DATASET EXCERPTS:
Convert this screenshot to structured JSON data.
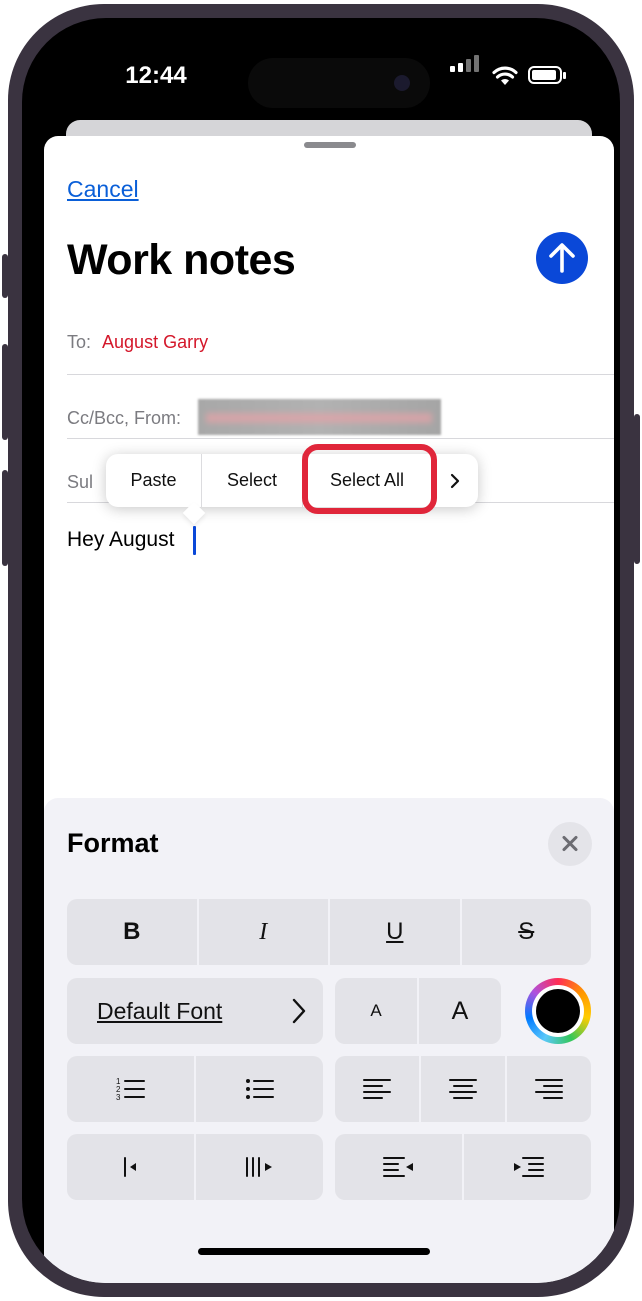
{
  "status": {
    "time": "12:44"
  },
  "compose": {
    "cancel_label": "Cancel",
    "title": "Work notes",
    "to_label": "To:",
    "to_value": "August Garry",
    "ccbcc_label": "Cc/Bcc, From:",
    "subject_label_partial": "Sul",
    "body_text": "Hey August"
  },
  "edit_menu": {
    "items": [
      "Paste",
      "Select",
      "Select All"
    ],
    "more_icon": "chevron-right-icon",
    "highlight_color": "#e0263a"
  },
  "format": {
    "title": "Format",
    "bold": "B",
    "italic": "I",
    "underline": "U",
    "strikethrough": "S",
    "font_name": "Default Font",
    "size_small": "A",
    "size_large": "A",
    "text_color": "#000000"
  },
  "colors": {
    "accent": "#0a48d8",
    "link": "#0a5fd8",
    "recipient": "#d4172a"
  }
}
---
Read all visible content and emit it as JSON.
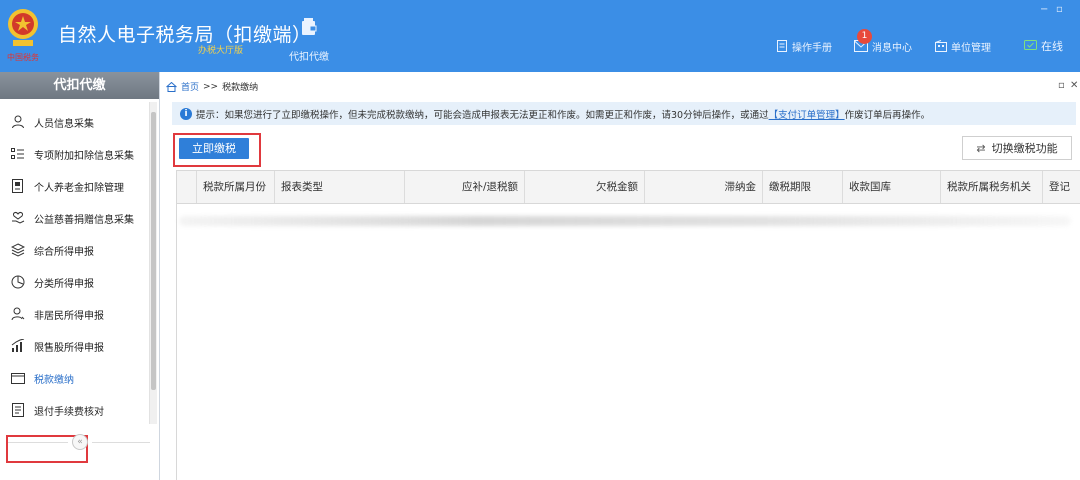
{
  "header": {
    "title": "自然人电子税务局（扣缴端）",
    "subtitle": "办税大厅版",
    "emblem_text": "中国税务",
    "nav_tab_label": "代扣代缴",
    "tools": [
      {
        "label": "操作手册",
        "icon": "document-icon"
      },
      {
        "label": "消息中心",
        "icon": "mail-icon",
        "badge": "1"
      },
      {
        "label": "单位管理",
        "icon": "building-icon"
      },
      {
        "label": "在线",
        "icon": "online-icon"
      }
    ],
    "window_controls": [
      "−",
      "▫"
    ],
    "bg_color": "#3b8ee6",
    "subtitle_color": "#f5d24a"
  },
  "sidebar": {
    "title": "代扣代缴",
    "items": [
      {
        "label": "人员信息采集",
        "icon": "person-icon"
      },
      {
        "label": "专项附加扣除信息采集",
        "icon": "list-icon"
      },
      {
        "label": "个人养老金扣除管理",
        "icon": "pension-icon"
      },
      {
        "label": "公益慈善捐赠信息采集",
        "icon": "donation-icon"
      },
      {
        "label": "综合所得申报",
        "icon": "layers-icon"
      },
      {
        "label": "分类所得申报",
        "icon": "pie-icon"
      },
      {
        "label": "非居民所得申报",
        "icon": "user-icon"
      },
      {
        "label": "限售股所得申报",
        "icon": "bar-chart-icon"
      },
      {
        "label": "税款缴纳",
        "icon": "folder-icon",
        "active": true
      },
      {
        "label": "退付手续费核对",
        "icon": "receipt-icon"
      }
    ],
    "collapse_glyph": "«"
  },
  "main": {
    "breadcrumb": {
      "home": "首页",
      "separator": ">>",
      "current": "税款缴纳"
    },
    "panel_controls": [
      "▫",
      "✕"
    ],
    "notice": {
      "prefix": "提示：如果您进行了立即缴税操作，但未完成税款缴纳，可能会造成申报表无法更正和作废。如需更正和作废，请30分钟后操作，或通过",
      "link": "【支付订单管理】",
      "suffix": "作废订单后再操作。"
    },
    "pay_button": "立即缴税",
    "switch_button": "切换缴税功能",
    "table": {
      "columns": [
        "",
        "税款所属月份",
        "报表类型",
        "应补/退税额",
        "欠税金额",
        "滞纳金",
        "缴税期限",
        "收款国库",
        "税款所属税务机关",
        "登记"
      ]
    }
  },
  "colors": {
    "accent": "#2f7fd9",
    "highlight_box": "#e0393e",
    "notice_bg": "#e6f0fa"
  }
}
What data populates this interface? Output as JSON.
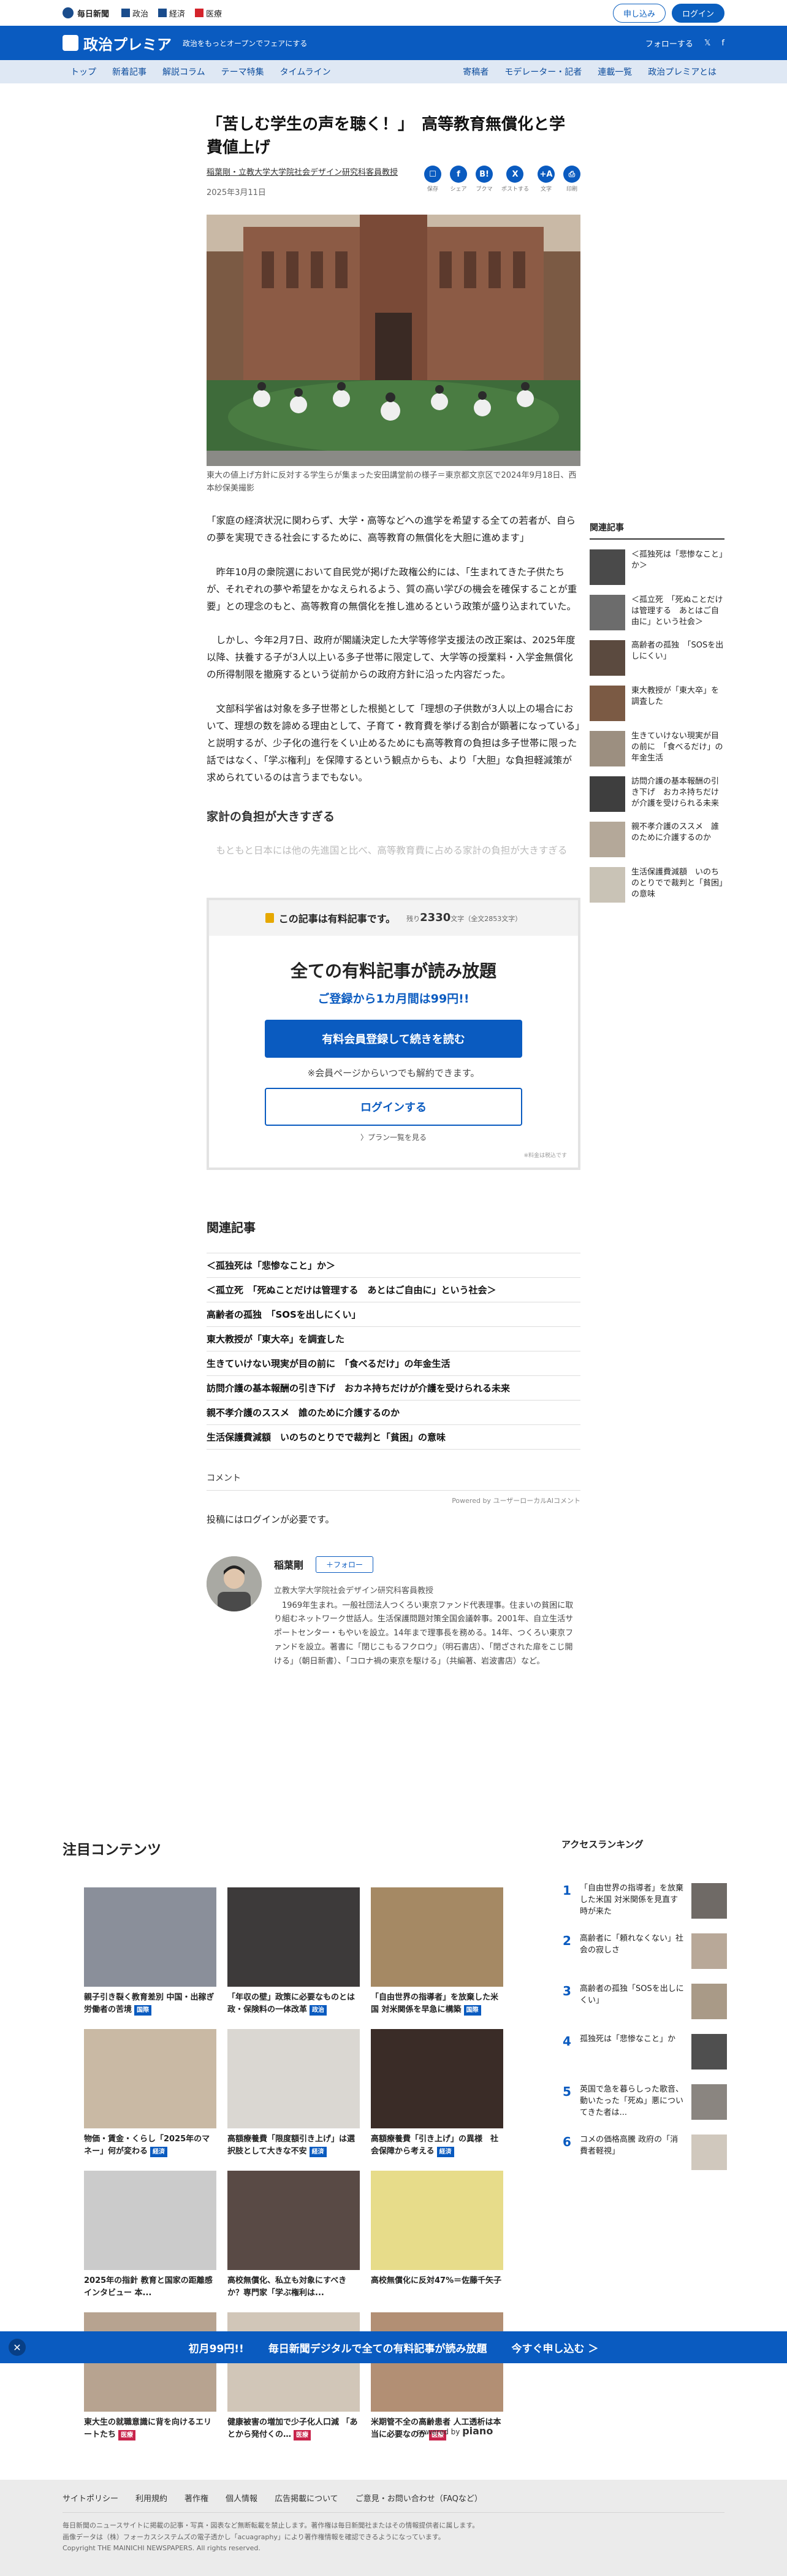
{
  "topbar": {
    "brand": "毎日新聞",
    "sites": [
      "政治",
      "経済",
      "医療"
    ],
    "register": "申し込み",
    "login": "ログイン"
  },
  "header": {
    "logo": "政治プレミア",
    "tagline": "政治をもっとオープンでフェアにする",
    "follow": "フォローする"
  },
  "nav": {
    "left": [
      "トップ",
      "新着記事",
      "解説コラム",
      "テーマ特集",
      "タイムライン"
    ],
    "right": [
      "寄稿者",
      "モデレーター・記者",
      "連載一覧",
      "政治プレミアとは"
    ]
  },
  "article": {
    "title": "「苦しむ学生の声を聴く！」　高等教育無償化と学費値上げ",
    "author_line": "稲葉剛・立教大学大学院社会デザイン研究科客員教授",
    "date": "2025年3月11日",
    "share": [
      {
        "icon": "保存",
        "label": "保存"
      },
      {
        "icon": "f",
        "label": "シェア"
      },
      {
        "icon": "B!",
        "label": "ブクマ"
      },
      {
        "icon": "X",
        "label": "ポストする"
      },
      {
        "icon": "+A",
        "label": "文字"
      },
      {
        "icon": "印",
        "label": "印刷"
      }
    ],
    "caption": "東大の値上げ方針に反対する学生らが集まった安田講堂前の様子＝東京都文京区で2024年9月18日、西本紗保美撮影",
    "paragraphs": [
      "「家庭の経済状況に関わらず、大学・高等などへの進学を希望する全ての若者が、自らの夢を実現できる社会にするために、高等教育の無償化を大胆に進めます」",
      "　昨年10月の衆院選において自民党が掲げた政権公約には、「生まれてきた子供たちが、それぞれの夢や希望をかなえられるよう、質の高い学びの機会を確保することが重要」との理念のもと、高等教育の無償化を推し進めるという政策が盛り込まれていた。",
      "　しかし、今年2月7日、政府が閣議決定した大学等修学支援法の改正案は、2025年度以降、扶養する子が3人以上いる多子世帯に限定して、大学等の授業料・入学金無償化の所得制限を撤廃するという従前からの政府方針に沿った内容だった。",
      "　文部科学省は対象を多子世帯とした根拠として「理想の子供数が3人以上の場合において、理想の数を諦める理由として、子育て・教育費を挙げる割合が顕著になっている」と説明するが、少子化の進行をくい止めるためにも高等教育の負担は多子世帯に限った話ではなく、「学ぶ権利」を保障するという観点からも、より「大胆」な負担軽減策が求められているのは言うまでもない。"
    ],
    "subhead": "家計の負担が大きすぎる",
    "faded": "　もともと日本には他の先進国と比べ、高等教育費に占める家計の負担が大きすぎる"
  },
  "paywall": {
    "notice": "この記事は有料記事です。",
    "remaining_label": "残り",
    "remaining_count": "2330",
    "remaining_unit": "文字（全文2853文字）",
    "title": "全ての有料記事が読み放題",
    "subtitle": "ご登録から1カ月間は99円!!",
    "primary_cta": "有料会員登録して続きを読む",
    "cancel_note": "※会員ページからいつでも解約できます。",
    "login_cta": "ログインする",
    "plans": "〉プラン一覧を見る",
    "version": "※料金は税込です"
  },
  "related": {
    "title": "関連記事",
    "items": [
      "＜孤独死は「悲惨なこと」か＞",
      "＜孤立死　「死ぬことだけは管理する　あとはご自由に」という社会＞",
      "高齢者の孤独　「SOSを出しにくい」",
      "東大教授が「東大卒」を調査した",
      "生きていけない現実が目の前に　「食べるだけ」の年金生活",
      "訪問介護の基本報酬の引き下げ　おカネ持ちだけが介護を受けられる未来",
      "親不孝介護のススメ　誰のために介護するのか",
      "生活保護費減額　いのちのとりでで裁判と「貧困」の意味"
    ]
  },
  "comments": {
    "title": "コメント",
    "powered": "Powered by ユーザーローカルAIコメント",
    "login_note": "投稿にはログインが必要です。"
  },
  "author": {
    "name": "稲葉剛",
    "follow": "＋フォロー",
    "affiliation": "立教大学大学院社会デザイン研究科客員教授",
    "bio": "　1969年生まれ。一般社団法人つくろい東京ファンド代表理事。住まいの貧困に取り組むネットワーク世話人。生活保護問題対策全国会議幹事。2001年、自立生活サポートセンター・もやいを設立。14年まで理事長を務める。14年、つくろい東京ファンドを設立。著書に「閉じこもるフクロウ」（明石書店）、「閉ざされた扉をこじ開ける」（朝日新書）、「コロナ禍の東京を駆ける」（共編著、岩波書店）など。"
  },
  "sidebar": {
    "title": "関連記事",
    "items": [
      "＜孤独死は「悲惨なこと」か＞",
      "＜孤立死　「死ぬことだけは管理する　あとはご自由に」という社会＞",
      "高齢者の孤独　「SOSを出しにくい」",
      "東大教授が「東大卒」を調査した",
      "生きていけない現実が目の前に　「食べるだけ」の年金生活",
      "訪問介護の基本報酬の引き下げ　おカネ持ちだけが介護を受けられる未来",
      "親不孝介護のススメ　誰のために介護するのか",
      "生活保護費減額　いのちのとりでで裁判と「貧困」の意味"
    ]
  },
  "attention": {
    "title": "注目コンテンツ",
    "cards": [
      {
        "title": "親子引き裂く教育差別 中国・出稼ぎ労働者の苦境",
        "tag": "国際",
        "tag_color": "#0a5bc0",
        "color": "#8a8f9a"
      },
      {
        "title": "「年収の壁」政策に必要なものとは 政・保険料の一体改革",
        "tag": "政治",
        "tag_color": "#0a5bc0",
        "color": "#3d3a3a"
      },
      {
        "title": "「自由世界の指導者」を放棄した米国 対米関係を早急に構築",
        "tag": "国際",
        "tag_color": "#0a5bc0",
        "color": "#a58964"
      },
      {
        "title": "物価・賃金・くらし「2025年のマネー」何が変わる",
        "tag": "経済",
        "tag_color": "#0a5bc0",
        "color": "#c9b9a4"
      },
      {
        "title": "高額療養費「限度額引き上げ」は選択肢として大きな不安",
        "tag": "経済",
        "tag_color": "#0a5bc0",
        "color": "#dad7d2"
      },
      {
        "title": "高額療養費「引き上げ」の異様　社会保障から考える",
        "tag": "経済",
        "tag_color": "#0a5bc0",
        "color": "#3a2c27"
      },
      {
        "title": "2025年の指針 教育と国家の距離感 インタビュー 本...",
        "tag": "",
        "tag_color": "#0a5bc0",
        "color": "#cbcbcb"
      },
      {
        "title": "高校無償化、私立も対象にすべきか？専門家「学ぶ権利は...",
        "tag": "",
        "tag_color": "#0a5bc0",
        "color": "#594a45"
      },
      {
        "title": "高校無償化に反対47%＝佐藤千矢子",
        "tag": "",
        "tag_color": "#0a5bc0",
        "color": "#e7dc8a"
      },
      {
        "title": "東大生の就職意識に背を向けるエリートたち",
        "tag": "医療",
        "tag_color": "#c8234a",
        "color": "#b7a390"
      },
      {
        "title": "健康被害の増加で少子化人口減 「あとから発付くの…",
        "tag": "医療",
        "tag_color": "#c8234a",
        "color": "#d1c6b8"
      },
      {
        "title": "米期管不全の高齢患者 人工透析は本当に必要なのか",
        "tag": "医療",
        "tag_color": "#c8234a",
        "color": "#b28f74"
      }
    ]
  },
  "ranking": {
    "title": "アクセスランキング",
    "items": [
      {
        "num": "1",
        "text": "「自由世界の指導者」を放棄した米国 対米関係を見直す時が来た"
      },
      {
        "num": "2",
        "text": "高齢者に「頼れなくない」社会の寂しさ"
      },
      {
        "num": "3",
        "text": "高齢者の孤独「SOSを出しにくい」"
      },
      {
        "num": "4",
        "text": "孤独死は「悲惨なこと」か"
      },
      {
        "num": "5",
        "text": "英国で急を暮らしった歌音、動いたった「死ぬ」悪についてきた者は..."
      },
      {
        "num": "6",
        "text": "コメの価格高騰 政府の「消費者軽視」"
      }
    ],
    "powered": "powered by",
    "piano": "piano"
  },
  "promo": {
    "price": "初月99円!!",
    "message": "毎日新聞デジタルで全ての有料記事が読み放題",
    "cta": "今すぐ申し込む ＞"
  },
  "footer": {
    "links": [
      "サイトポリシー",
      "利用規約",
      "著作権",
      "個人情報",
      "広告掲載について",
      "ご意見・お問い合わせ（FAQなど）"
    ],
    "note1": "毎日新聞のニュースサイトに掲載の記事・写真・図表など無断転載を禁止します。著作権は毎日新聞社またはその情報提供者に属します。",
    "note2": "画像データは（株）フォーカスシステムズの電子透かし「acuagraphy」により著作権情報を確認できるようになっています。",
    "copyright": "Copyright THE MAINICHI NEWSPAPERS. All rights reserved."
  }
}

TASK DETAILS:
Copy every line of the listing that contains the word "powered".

TASK SOLUTION:
    "powered": "Powered by ユーザーローカルAIコメント",
    "powered": "powered by",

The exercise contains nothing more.